* **REQUIRED ACTION**: Please print every record below exactly as written, leaving out the pictures.

═══

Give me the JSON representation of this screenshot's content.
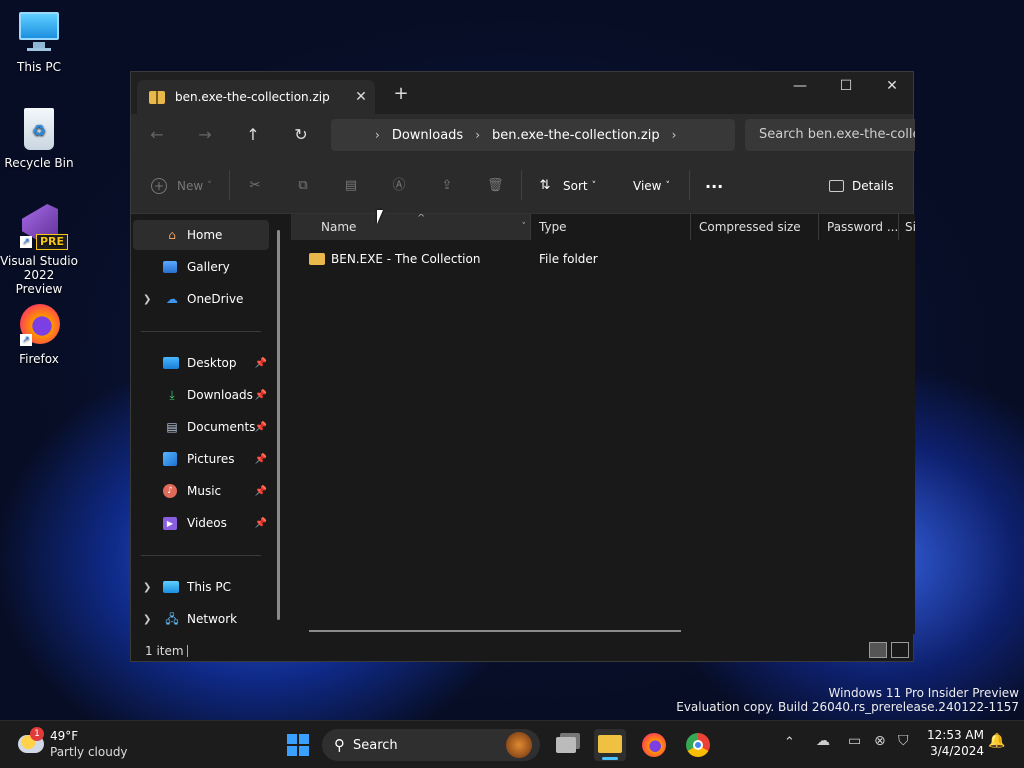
{
  "desktop": {
    "icons": [
      {
        "label": "This PC"
      },
      {
        "label": "Recycle Bin"
      },
      {
        "label": "Visual Studio 2022 Preview"
      },
      {
        "label": "Firefox"
      }
    ],
    "vs_badge": "PRE"
  },
  "window": {
    "tab_title": "ben.exe-the-collection.zip",
    "breadcrumbs": [
      "Downloads",
      "ben.exe-the-collection.zip"
    ],
    "search_placeholder": "Search ben.exe-the-collection.zip",
    "toolbar": {
      "new_label": "New",
      "sort_label": "Sort",
      "view_label": "View",
      "details_label": "Details"
    },
    "nav": {
      "home": "Home",
      "gallery": "Gallery",
      "onedrive": "OneDrive",
      "desktop": "Desktop",
      "downloads": "Downloads",
      "documents": "Documents",
      "pictures": "Pictures",
      "music": "Music",
      "videos": "Videos",
      "thispc": "This PC",
      "network": "Network"
    },
    "columns": {
      "name": "Name",
      "type": "Type",
      "compressed": "Compressed size",
      "password": "Password ...",
      "size": "Si"
    },
    "rows": [
      {
        "name": "BEN.EXE - The Collection",
        "type": "File folder"
      }
    ],
    "status": "1 item"
  },
  "watermark": {
    "line1": "Windows 11 Pro Insider Preview",
    "line2": "Evaluation copy. Build 26040.rs_prerelease.240122-1157"
  },
  "taskbar": {
    "weather_temp": "49°F",
    "weather_desc": "Partly cloudy",
    "weather_badge": "1",
    "search_label": "Search",
    "time": "12:53 AM",
    "date": "3/4/2024"
  }
}
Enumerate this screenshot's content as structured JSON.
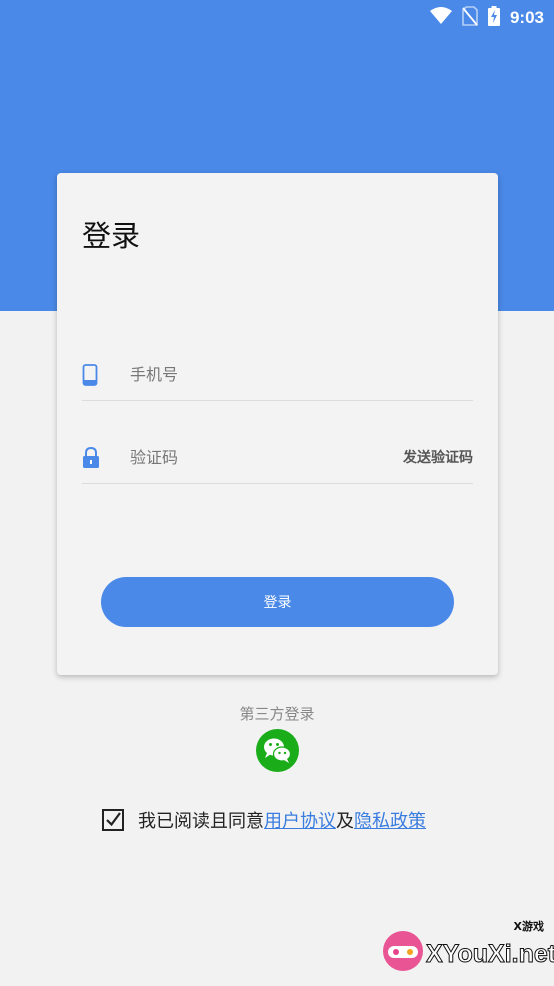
{
  "status_bar": {
    "time": "9:03",
    "icons": [
      "wifi-icon",
      "no-sim-icon",
      "battery-charging-icon"
    ]
  },
  "login_card": {
    "title": "登录",
    "phone_field": {
      "placeholder": "手机号",
      "value": "",
      "icon": "phone-icon"
    },
    "code_field": {
      "placeholder": "验证码",
      "value": "",
      "icon": "lock-icon"
    },
    "send_code_label": "发送验证码",
    "login_button_label": "登录"
  },
  "third_party": {
    "label": "第三方登录",
    "icon": "wechat-icon"
  },
  "agreement": {
    "checked": true,
    "prefix": "我已阅读且同意",
    "user_agreement": "用户协议",
    "conjunction": "及",
    "privacy_policy": "隐私政策"
  },
  "watermark": {
    "site": "XYouXi.net",
    "tag": "X游戏"
  },
  "colors": {
    "primary": "#4a89e8",
    "background": "#f2f2f2",
    "link": "#3a7de0",
    "wechat": "#1aad19"
  }
}
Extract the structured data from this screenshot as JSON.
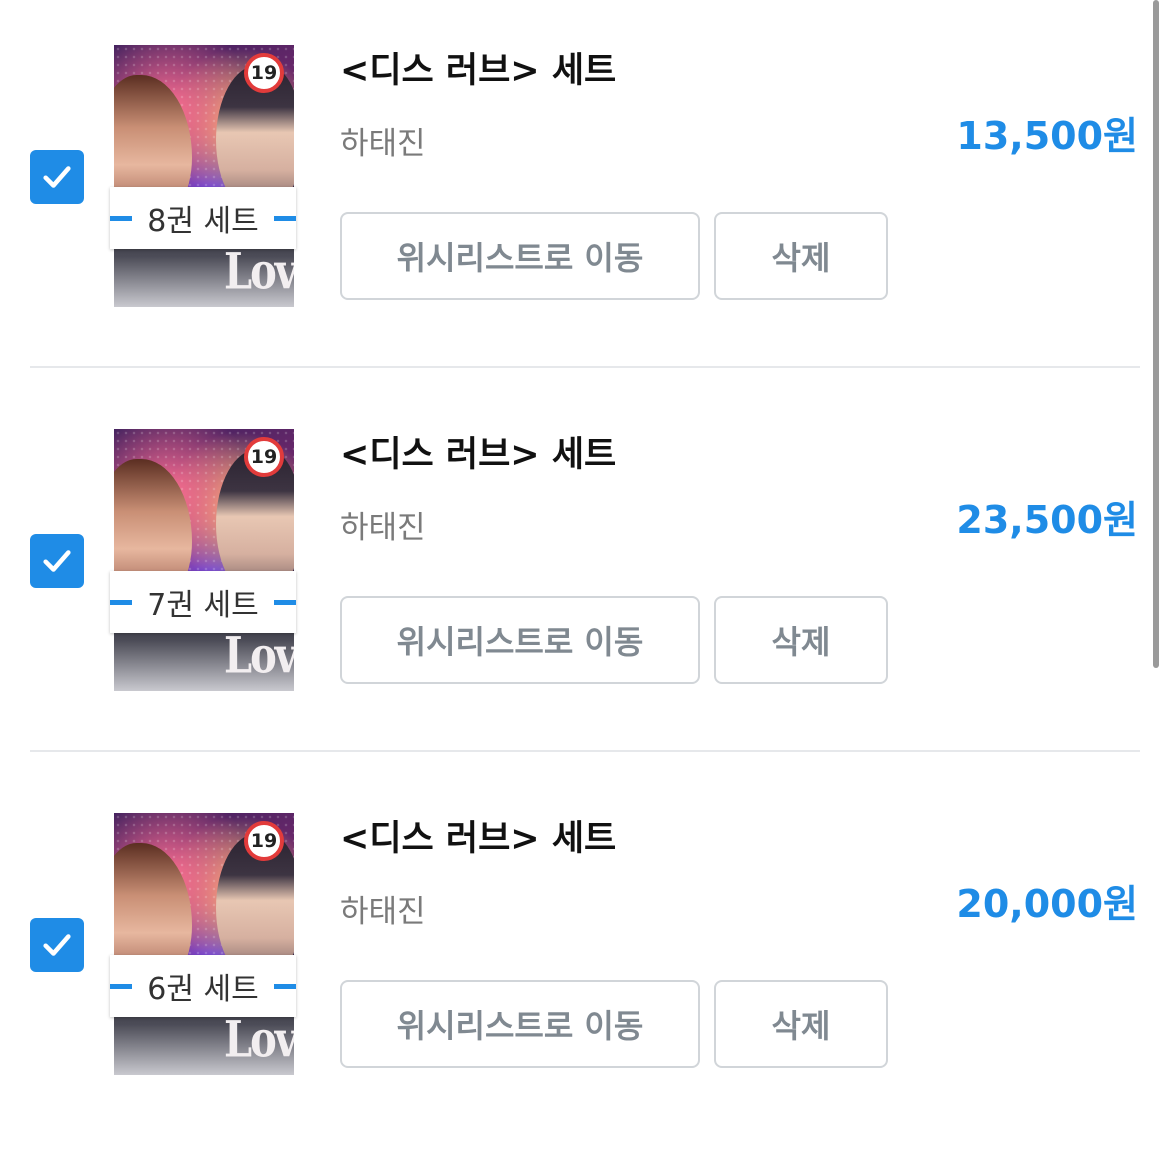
{
  "cart": {
    "items": [
      {
        "title": "<디스 러브> 세트",
        "author": "하태진",
        "price": "13,500원",
        "set_badge": "8권 세트",
        "age_rating": "19",
        "cover_logo": "Love",
        "checked": true,
        "wishlist_label": "위시리스트로 이동",
        "delete_label": "삭제"
      },
      {
        "title": "<디스 러브> 세트",
        "author": "하태진",
        "price": "23,500원",
        "set_badge": "7권 세트",
        "age_rating": "19",
        "cover_logo": "Love",
        "checked": true,
        "wishlist_label": "위시리스트로 이동",
        "delete_label": "삭제"
      },
      {
        "title": "<디스 러브> 세트",
        "author": "하태진",
        "price": "20,000원",
        "set_badge": "6권 세트",
        "age_rating": "19",
        "cover_logo": "Love",
        "checked": true,
        "wishlist_label": "위시리스트로 이동",
        "delete_label": "삭제"
      }
    ]
  },
  "colors": {
    "accent": "#1f8ce6",
    "title": "#111111",
    "author": "#7a7a7a",
    "button_text": "#808991",
    "button_border": "#d1d5d9",
    "divider": "#e6e8eb"
  },
  "icons": {
    "checkbox": "checkmark-icon",
    "age_rating": "age-19-icon"
  }
}
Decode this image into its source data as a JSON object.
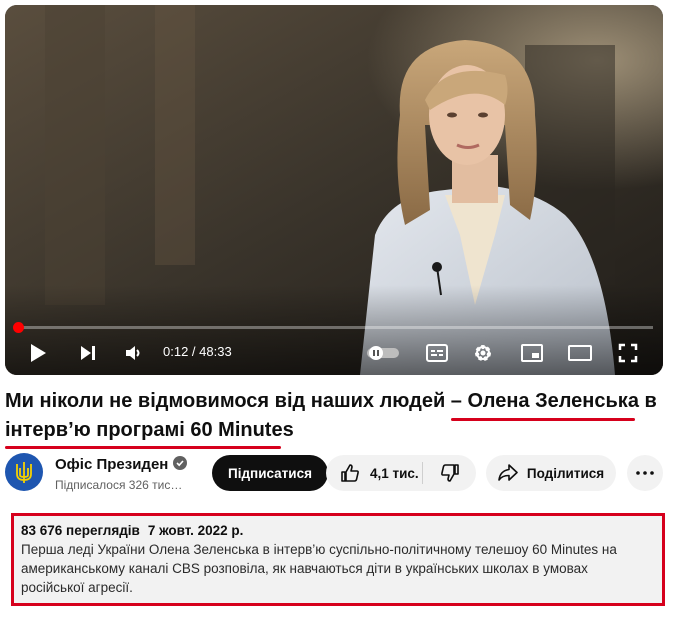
{
  "player": {
    "time": "0:12 / 48:33",
    "progress": 0.004,
    "icons": [
      "play-icon",
      "next-icon",
      "volume-icon",
      "autoplay-toggle-icon",
      "subtitles-icon",
      "settings-icon",
      "miniplayer-icon",
      "theater-icon",
      "fullscreen-icon"
    ]
  },
  "video": {
    "title_part1": "Ми ніколи не відмовимося від наших людей – Олена Зеленська в",
    "title_part2": "інтерв’ю програмі 60 Minutes"
  },
  "channel": {
    "name": "Офіс Президен",
    "subscribers": "Підписалося 326 тис…",
    "subscribe_label": "Підписатися"
  },
  "actions": {
    "likes": "4,1 тис.",
    "share_label": "Поділитися"
  },
  "description": {
    "views": "83 676 переглядів",
    "date": "7 жовт. 2022 р.",
    "line1": "Перша леді України Олена Зеленська в інтерв’ю суспільно-політичному телешоу 60 Minutes на",
    "line2": "американському каналі CBS розповіла, як навчаються діти в українських школах в умовах",
    "line3": "російської агресії."
  },
  "colors": {
    "accent_red": "#d6001c",
    "progress_red": "#ff0000",
    "pill_bg": "#f2f2f2"
  }
}
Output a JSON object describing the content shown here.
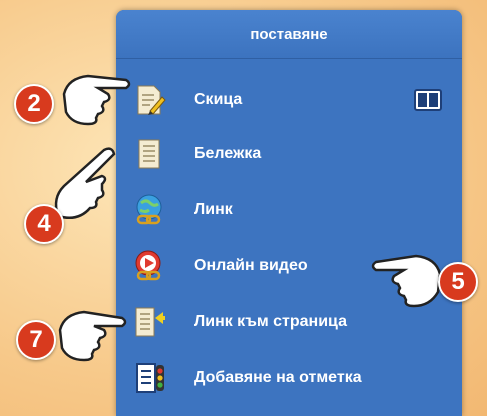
{
  "panel": {
    "title": "поставяне"
  },
  "menu": {
    "items": [
      {
        "label": "Скица",
        "icon": "sketch-icon",
        "has_toggle": true
      },
      {
        "label": "Бележка",
        "icon": "note-icon"
      },
      {
        "label": "Линк",
        "icon": "link-icon"
      },
      {
        "label": "Онлайн видео",
        "icon": "online-video-icon"
      },
      {
        "label": "Линк към страница",
        "icon": "page-link-icon"
      },
      {
        "label": "Добавяне на отметка",
        "icon": "bookmark-icon"
      }
    ]
  },
  "callouts": [
    "2",
    "4",
    "5",
    "7"
  ],
  "colors": {
    "panel_bg": "#3d74c0",
    "badge": "#d83a1e",
    "label_text": "#ffffff"
  }
}
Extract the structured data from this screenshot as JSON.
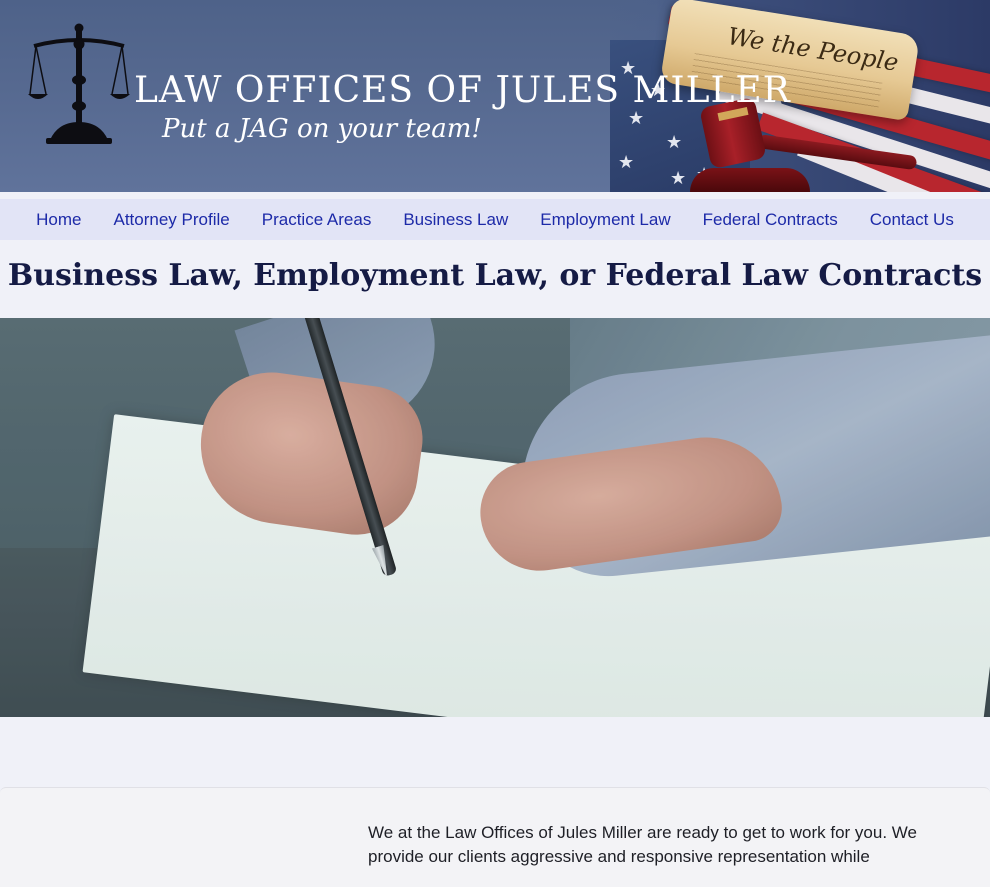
{
  "header": {
    "brand_title_main": "LAW OFFICES OF JULES MILLER",
    "tagline": "Put a JAG on your team!",
    "parchment_text": "We the People"
  },
  "nav": {
    "items": [
      {
        "label": "Home"
      },
      {
        "label": "Attorney Profile"
      },
      {
        "label": "Practice Areas"
      },
      {
        "label": "Business Law"
      },
      {
        "label": "Employment Law"
      },
      {
        "label": "Federal Contracts"
      },
      {
        "label": "Contact Us"
      }
    ]
  },
  "main": {
    "page_title": "Business Law, Employment Law, or Federal Law Contracts",
    "intro_text": "We at the Law Offices of Jules Miller are ready to get to work for you. We provide our clients aggressive and responsive representation while"
  },
  "colors": {
    "banner": "#55688f",
    "nav_bg": "#e2e4f6",
    "nav_link": "#1d2aa8",
    "title": "#151b45",
    "page_bg": "#f0f1f8"
  },
  "icons": {
    "logo": "scales-of-justice-icon"
  }
}
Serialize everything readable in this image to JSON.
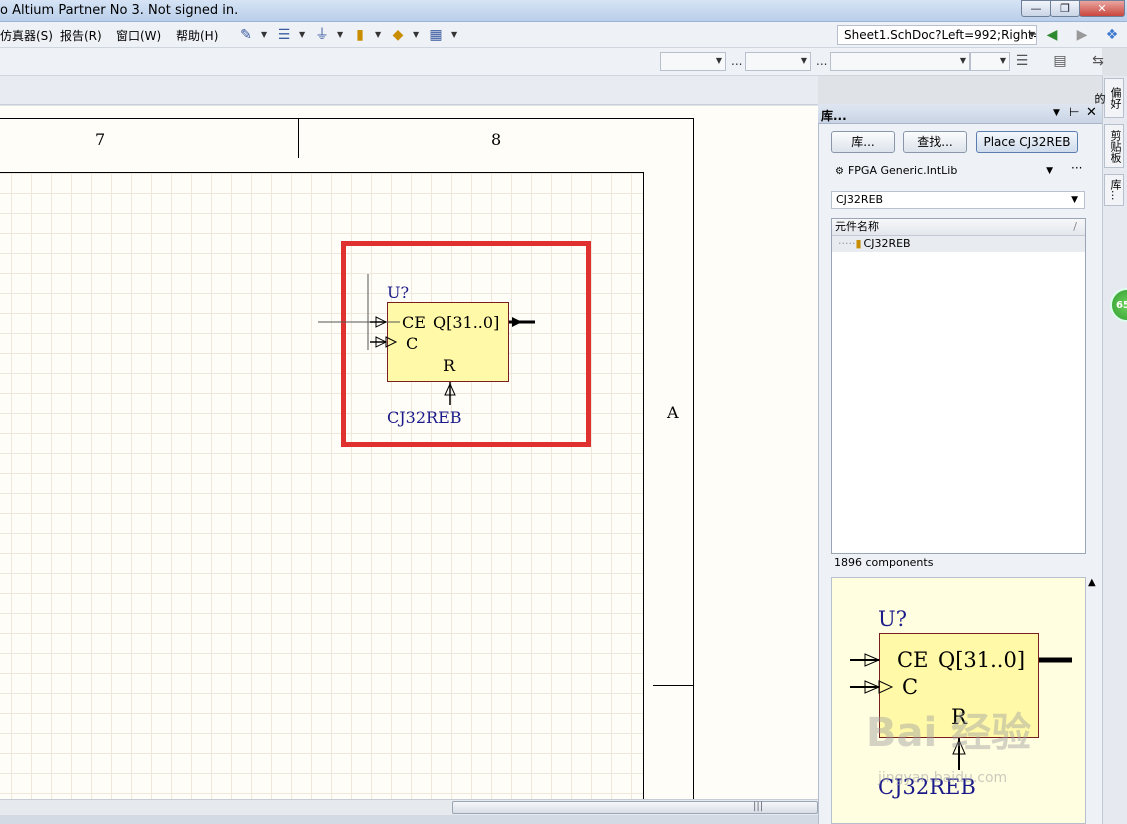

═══

* **WRITTEN ANSWER**:
Give me the JSON representation of this screenshot's content.
{
  "desktop": {
    "icons": [
      {
        "label": "This PC"
      },
      {
        "label": "Recycle Bin"
      },
      {
        "label": "Visual Studio 2022 Preview"
      },
      {
        "label": "Firefox"
      }
    ],
    "vs_badge": "PRE"
  },
  "window": {
    "tab_title": "ben.exe-the-collection.zip",
    "breadcrumbs": [
      "Downloads",
      "ben.exe-the-collection.zip"
    ],
    "search_placeholder": "Search ben.exe-the-collection.zip",
    "toolbar": {
      "new_label": "New",
      "sort_label": "Sort",
      "view_label": "View",
      "details_label": "Details"
    },
    "nav": {
      "home": "Home",
      "gallery": "Gallery",
      "onedrive": "OneDrive",
      "desktop": "Desktop",
      "downloads": "Downloads",
      "documents": "Documents",
      "pictures": "Pictures",
      "music": "Music",
      "videos": "Videos",
      "thispc": "This PC",
      "network": "Network"
    },
    "columns": {
      "name": "Name",
      "type": "Type",
      "compressed": "Compressed size",
      "password": "Password ...",
      "size": "Si"
    },
    "rows": [
      {
        "name": "BEN.EXE - The Collection",
        "type": "File folder"
      }
    ],
    "status": "1 item"
  },
  "watermark": {
    "line1": "Windows 11 Pro Insider Preview",
    "line2": "Evaluation copy. Build 26040.rs_prerelease.240122-1157"
  },
  "taskbar": {
    "weather_temp": "49°F",
    "weather_desc": "Partly cloudy",
    "weather_badge": "1",
    "search_label": "Search",
    "time": "12:53 AM",
    "date": "3/4/2024"
  }
}
Enumerate this screenshot's content as structured JSON.
{
  "status_bar": {
    "time": "9:03",
    "icons": [
      "wifi-icon",
      "no-sim-icon",
      "battery-charging-icon"
    ]
  },
  "login_card": {
    "title": "登录",
    "phone_field": {
      "placeholder": "手机号",
      "value": "",
      "icon": "phone-icon"
    },
    "code_field": {
      "placeholder": "验证码",
      "value": "",
      "icon": "lock-icon"
    },
    "send_code_label": "发送验证码",
    "login_button_label": "登录"
  },
  "third_party": {
    "label": "第三方登录",
    "icon": "wechat-icon"
  },
  "agreement": {
    "checked": true,
    "prefix": "我已阅读且同意",
    "user_agreement": "用户协议",
    "conjunction": "及",
    "privacy_policy": "隐私政策"
  },
  "watermark": {
    "site": "XYouXi.net",
    "tag": "X游戏"
  },
  "colors": {
    "primary": "#4a89e8",
    "background": "#f2f2f2",
    "link": "#3a7de0",
    "wechat": "#1aad19"
  }
}
Extract the structured data from this screenshot as JSON.
{
  "cart": {
    "items": [
      {
        "title": "<디스 러브> 세트",
        "author": "하태진",
        "price": "13,500원",
        "set_badge": "8권 세트",
        "age_rating": "19",
        "cover_logo": "Love",
        "checked": true,
        "wishlist_label": "위시리스트로 이동",
        "delete_label": "삭제"
      },
      {
        "title": "<디스 러브> 세트",
        "author": "하태진",
        "price": "23,500원",
        "set_badge": "7권 세트",
        "age_rating": "19",
        "cover_logo": "Love",
        "checked": true,
        "wishlist_label": "위시리스트로 이동",
        "delete_label": "삭제"
      },
      {
        "title": "<디스 러브> 세트",
        "author": "하태진",
        "price": "20,000원",
        "set_badge": "6권 세트",
        "age_rating": "19",
        "cover_logo": "Love",
        "checked": true,
        "wishlist_label": "위시리스트로 이동",
        "delete_label": "삭제"
      }
    ]
  },
  "colors": {
    "accent": "#1f8ce6",
    "title": "#111111",
    "author": "#7a7a7a",
    "button_text": "#808991",
    "button_border": "#d1d5d9",
    "divider": "#e6e8eb"
  },
  "icons": {
    "checkbox": "checkmark-icon",
    "age_rating": "age-19-icon"
  }
}
Decode this image into its source data as a JSON object.
{
  "player": {
    "time": "0:12 / 48:33",
    "progress": 0.004,
    "icons": [
      "play-icon",
      "next-icon",
      "volume-icon",
      "autoplay-toggle-icon",
      "subtitles-icon",
      "settings-icon",
      "miniplayer-icon",
      "theater-icon",
      "fullscreen-icon"
    ]
  },
  "video": {
    "title_part1": "Ми ніколи не відмовимося від наших людей – Олена Зеленська в",
    "title_part2": "інтерв’ю програмі 60 Minutes"
  },
  "channel": {
    "name": "Офіс Президен",
    "subscribers": "Підписалося 326 тис…",
    "subscribe_label": "Підписатися"
  },
  "actions": {
    "likes": "4,1 тис.",
    "share_label": "Поділитися"
  },
  "description": {
    "views": "83 676 переглядів",
    "date": "7 жовт. 2022 р.",
    "line1": "Перша леді України Олена Зеленська в інтерв’ю суспільно-політичному телешоу 60 Minutes на",
    "line2": "американському каналі CBS розповіла, як навчаються діти в українських школах в умовах",
    "line3": "російської агресії."
  },
  "colors": {
    "accent_red": "#d6001c",
    "progress_red": "#ff0000",
    "pill_bg": "#f2f2f2"
  }
}
Output a JSON object describing the content shown here.
{
  "panel": {
    "title": "поставяне"
  },
  "menu": {
    "items": [
      {
        "label": "Скица",
        "icon": "sketch-icon",
        "has_toggle": true
      },
      {
        "label": "Бележка",
        "icon": "note-icon"
      },
      {
        "label": "Линк",
        "icon": "link-icon"
      },
      {
        "label": "Онлайн видео",
        "icon": "online-video-icon"
      },
      {
        "label": "Линк към страница",
        "icon": "page-link-icon"
      },
      {
        "label": "Добавяне на отметка",
        "icon": "bookmark-icon"
      }
    ]
  },
  "callouts": [
    "2",
    "4",
    "5",
    "7"
  ],
  "colors": {
    "panel_bg": "#3d74c0",
    "badge": "#d83a1e",
    "label_text": "#ffffff"
  }
}
Extract the structured data from this screenshot as JSON.
{
  "header": {
    "brand_title_main": "LAW OFFICES OF JULES MILLER",
    "tagline": "Put a JAG on your team!",
    "parchment_text": "We the People"
  },
  "nav": {
    "items": [
      {
        "label": "Home"
      },
      {
        "label": "Attorney Profile"
      },
      {
        "label": "Practice Areas"
      },
      {
        "label": "Business Law"
      },
      {
        "label": "Employment Law"
      },
      {
        "label": "Federal Contracts"
      },
      {
        "label": "Contact Us"
      }
    ]
  },
  "main": {
    "page_title": "Business Law, Employment Law, or Federal Law Contracts",
    "intro_text": "We at the Law Offices of Jules Miller are ready to get to work for you. We provide our clients aggressive and responsive representation while"
  },
  "colors": {
    "banner": "#55688f",
    "nav_bg": "#e2e4f6",
    "nav_link": "#1d2aa8",
    "title": "#151b45",
    "page_bg": "#f0f1f8"
  },
  "icons": {
    "logo": "scales-of-justice-icon"
  }
}
Serialize everything readable in this image to JSON.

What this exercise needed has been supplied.